Rebellion and the British Rule The 1857 Rebellion and the Transfer of Power New Raj and Perpetual Crisis of Legitimacy Landlords and Princes as Natural Allies Railways, Telegraphs and Modernization of Infra-Structure Low Agricultural Productivity India in British Empire: Economic Arrangement Rule by Convention through Strategic Interventions Paternalist Despotism Village Self Republics Census and Enumerated Communities Civilizing Mission and a Pedagogic Project Contradictions of the Raj
Decolonization and Democratization 1909 Morley-Minto Act 1919 Montagu-Chelmsford Act Principles of Separate Electorate Limited Representations Based on Property and Educational Qualifications Principles of Dyarchy Government of India Act 1935 Pressure Compromise and Pressure Non Violent Revolution and Gradual Politicization of hitherto Unenfranchised Groups
Imagining India as Nation Unnatural Nation : A Colonial perspective Nation Naturalized : Perspective of Bharat Mata Contesting Visions of Nation: Gandhi, Nehru and Ambedkar Can Nation be naturalized?

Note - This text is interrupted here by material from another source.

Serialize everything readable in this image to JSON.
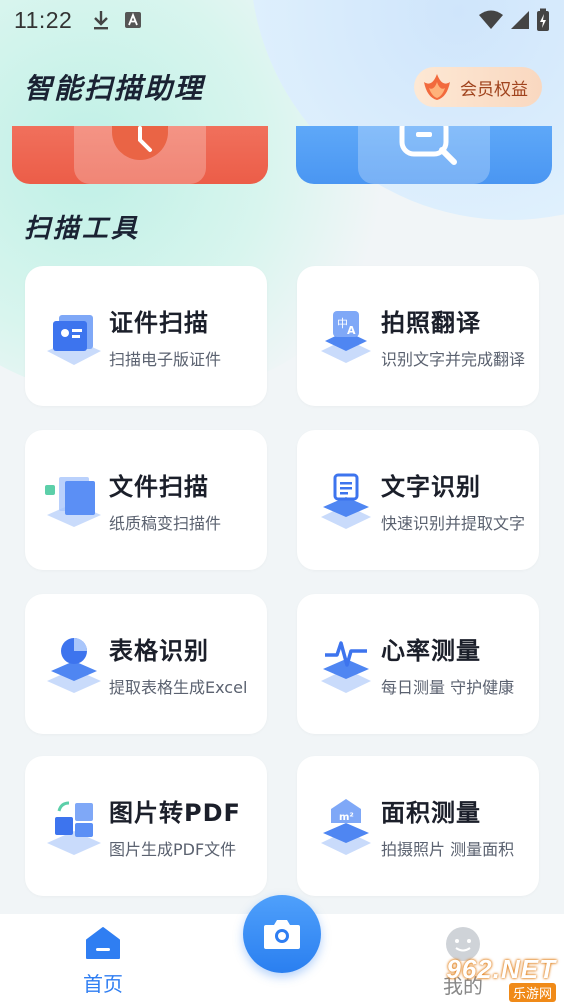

Vande Mataram Mother, I bow to thee! Rich with thy hurrying streams, bright with orchard gleams, Cool with thy winds of delight, Dark fields waving Mother of might, Mother free. Glory of moonlight dreams, Over thy branches and lordly streams, Clad in thy blossoming trees, Mother, giver of ease Laughing low and sweet! Mother I kiss thy feet, Speaker sweet and low! Mother, to thee I bow. Who hath said thou art weak in thy lands When the sword flesh out in the seventy million hands And seventy million voices roar Thy dreadful name from shore to shore? With many strengths who art mighty and stored, To thee I call Mother and Lord!